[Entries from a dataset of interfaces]
··········

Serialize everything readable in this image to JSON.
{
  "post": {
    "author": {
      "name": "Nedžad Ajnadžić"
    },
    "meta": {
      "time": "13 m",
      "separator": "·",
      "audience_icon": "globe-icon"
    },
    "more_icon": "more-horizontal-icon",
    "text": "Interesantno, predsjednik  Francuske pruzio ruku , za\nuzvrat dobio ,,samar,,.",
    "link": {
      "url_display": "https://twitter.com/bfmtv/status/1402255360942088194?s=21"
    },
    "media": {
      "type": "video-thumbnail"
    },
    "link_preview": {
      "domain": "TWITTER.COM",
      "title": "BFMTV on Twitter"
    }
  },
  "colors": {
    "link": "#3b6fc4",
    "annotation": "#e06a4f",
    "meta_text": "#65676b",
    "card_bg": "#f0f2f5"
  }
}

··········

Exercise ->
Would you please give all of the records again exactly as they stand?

Solution to the exercise ->
Serialize everything readable in this image to JSON.
{
  "post": {
    "author": {
      "name": "Nedžad Ajnadžić"
    },
    "meta": {
      "time": "13 m",
      "separator": "·",
      "audience_icon": "globe-icon"
    },
    "more_icon": "more-horizontal-icon",
    "text": "Interesantno, predsjednik  Francuske pruzio ruku , za\nuzvrat dobio ,,samar,,.",
    "link": {
      "url_display": "https://twitter.com/bfmtv/status/1402255360942088194?s=21"
    },
    "media": {
      "type": "video-thumbnail"
    },
    "link_preview": {
      "domain": "TWITTER.COM",
      "title": "BFMTV on Twitter"
    }
  },
  "colors": {
    "link": "#3b6fc4",
    "annotation": "#e06a4f",
    "meta_text": "#65676b",
    "card_bg": "#f0f2f5"
  }
}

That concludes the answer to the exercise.